=== WORK REQUIRED ===
In the listing that follows, how many lines include the string "time"? Reply with only the number.

=== DATA ===

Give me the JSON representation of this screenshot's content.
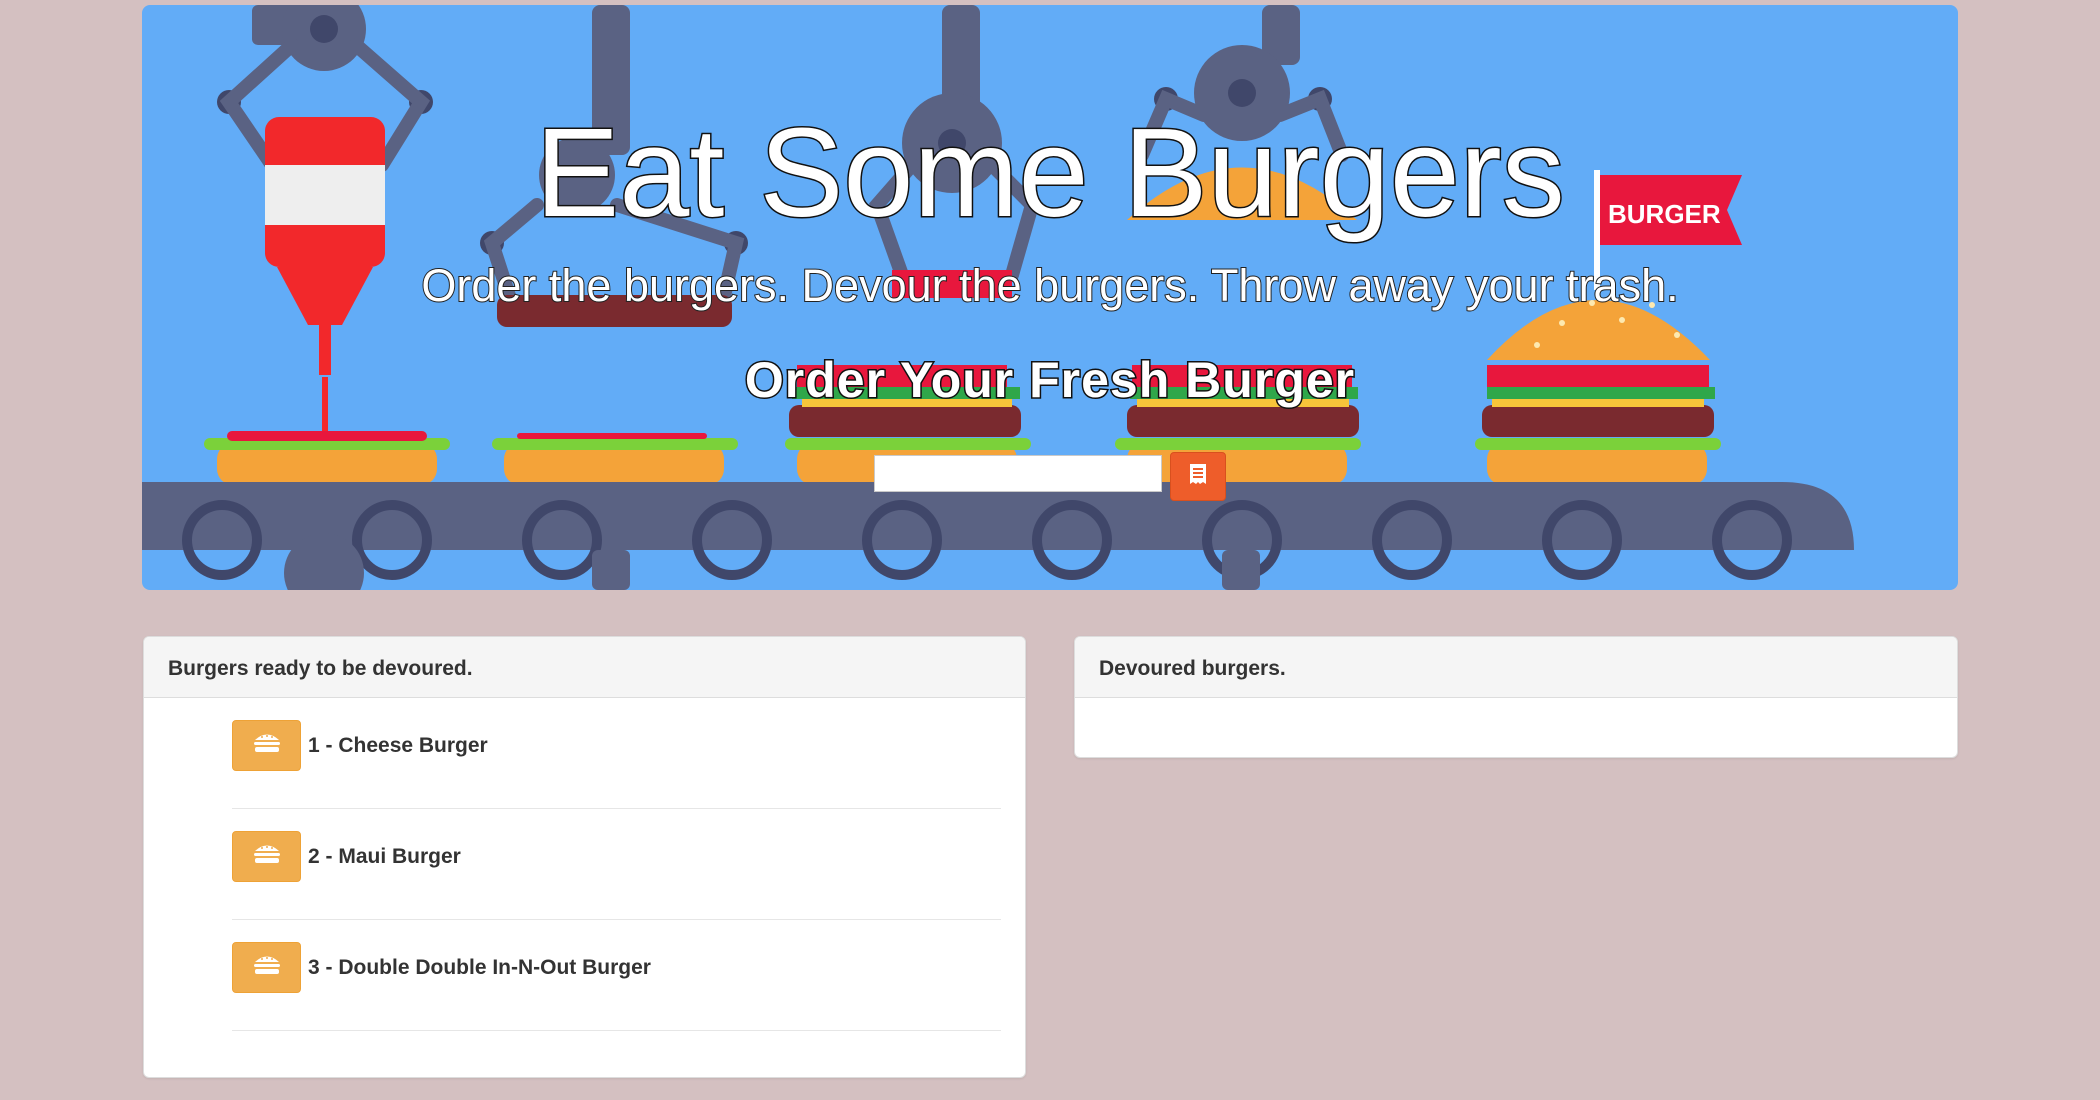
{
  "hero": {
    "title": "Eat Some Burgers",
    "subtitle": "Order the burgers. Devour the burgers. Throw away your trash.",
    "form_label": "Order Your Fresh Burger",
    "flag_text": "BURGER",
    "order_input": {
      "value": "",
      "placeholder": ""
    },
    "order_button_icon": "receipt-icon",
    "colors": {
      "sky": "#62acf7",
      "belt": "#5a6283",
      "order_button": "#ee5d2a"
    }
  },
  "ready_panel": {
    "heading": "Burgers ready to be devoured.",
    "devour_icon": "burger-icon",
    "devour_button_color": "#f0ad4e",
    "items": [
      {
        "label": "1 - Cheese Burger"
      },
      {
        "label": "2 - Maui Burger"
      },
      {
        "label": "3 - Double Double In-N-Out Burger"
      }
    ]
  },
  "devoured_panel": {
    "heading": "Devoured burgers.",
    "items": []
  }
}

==

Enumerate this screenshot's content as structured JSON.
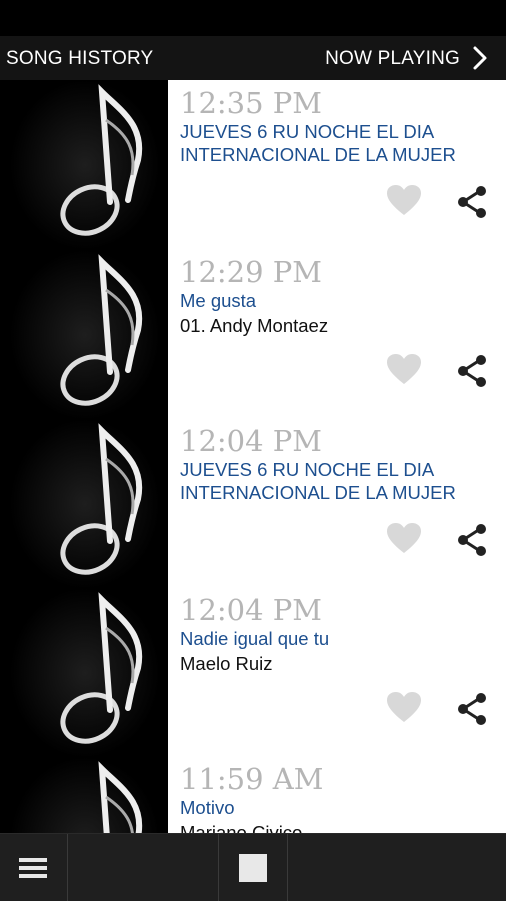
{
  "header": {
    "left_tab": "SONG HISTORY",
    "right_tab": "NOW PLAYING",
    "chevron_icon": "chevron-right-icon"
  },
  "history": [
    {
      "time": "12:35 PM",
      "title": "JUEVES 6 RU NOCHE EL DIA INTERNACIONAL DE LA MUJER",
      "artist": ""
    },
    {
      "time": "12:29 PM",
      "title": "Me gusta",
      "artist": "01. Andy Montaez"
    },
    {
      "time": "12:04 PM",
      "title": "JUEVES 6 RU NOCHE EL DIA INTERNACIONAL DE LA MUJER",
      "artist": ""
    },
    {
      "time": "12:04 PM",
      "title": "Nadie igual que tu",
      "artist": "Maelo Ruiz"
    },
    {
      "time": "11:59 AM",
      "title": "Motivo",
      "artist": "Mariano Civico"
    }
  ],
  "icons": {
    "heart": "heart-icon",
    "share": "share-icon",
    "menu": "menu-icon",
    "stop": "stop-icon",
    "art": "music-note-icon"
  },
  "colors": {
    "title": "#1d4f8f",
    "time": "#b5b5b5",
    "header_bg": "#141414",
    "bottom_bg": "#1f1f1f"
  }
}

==

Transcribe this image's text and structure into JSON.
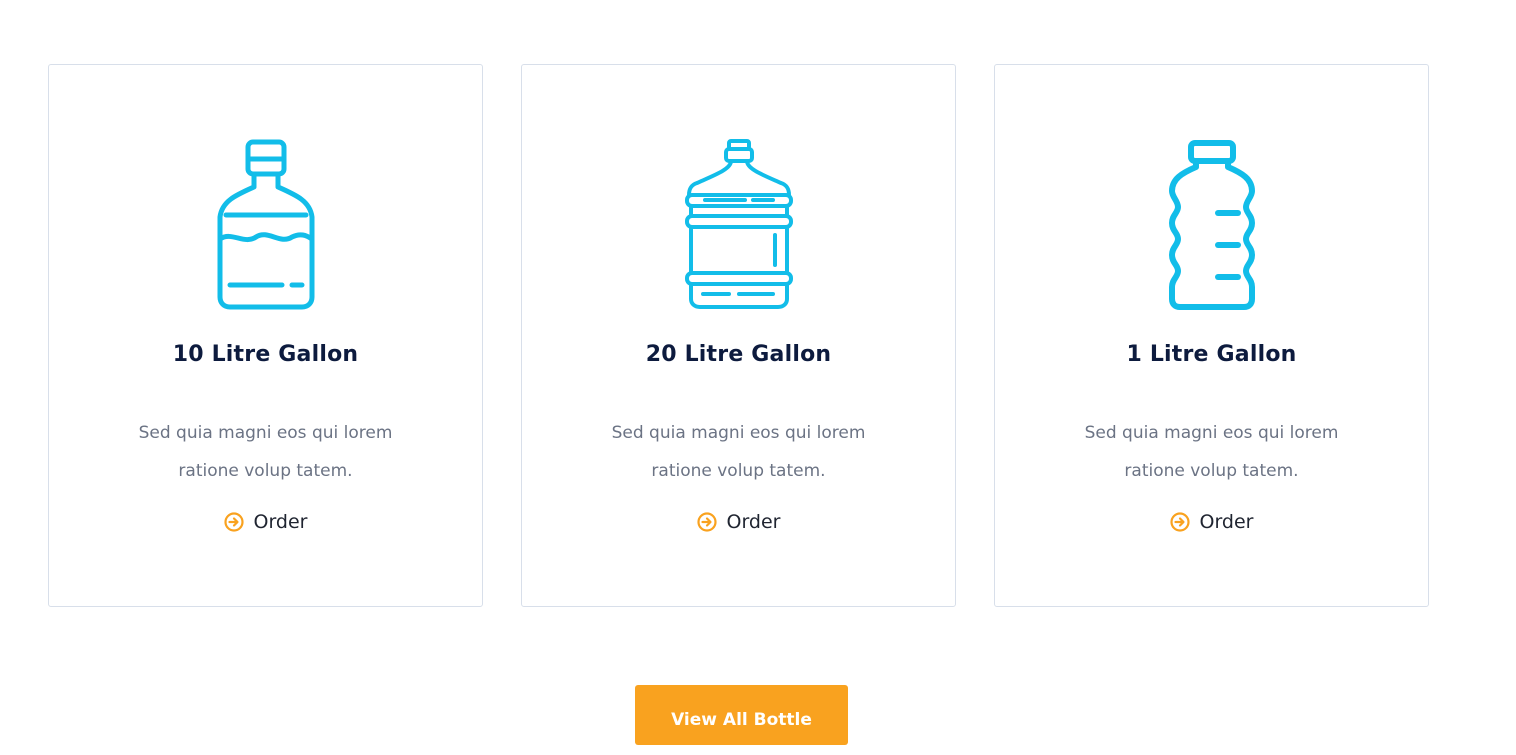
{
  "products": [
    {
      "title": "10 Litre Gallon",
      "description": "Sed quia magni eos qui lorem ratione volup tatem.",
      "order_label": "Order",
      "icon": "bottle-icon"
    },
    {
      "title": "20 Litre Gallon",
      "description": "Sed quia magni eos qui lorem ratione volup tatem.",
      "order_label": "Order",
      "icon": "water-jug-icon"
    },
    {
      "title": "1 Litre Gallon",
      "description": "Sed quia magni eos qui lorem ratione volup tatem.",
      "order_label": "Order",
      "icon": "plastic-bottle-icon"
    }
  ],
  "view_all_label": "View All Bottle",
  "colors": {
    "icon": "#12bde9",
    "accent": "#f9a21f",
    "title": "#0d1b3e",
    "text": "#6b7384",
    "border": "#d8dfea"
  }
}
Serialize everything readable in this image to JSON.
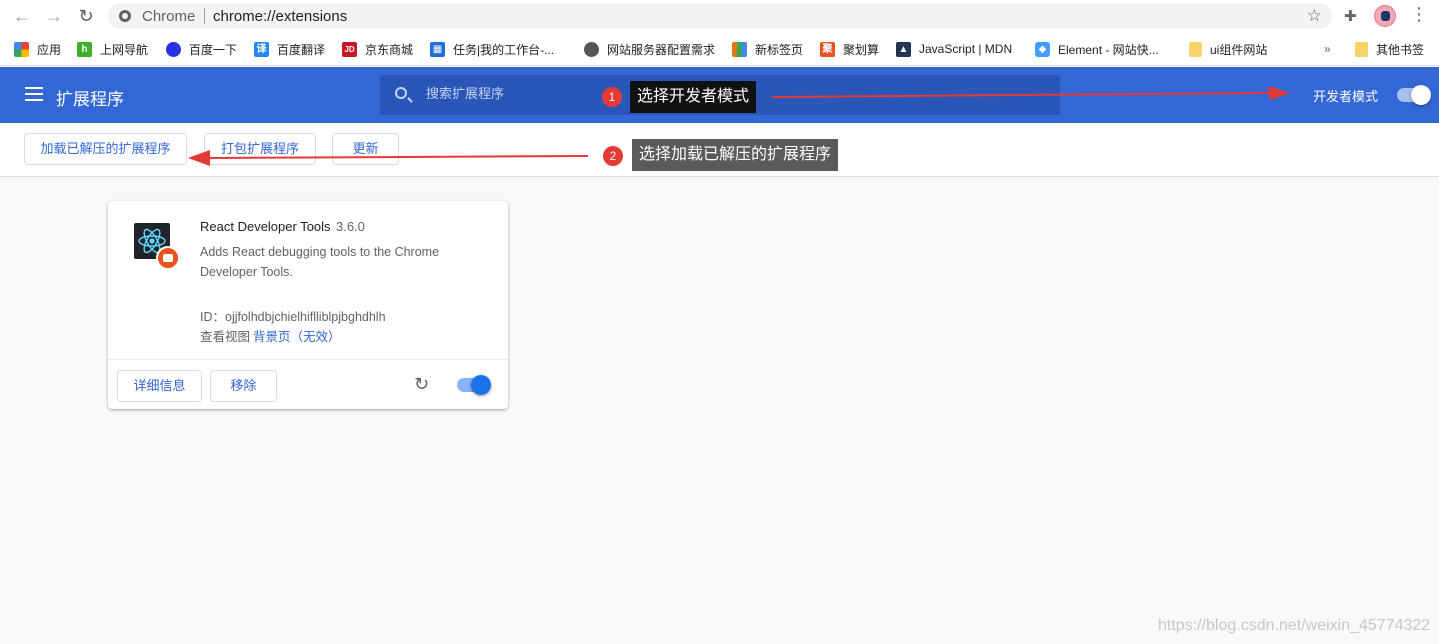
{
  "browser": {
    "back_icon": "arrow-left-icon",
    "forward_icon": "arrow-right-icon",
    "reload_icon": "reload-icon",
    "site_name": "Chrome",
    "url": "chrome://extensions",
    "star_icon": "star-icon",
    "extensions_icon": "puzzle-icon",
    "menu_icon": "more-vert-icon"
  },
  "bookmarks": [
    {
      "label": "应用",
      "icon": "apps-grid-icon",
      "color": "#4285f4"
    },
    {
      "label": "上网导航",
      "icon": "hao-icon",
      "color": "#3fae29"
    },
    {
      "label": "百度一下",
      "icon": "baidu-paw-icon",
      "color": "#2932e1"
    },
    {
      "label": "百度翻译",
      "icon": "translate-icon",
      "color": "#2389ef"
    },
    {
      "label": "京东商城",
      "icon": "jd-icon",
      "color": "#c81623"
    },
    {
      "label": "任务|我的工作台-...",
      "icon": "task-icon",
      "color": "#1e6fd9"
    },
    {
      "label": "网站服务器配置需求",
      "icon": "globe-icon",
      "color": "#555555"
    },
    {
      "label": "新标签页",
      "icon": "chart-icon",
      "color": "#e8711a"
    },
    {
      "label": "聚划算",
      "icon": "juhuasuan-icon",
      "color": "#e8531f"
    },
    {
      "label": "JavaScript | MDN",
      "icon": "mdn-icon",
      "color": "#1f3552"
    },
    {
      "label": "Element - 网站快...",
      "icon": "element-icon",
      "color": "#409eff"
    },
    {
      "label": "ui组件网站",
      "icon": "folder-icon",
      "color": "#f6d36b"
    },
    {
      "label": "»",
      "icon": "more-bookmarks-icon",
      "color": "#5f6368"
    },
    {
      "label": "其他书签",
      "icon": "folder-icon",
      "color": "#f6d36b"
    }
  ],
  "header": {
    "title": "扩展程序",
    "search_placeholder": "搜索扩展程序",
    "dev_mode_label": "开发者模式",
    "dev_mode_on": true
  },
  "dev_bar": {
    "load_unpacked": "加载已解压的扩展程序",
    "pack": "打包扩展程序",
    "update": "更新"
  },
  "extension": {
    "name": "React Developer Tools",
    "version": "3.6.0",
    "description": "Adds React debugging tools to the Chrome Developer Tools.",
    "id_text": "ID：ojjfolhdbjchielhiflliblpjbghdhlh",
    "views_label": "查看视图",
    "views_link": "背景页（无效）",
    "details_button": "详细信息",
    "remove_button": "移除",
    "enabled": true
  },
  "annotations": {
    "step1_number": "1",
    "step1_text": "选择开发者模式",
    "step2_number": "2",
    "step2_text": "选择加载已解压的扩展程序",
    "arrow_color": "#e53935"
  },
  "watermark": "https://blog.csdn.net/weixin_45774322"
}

=== RESPONSE TO THE TASK ===
6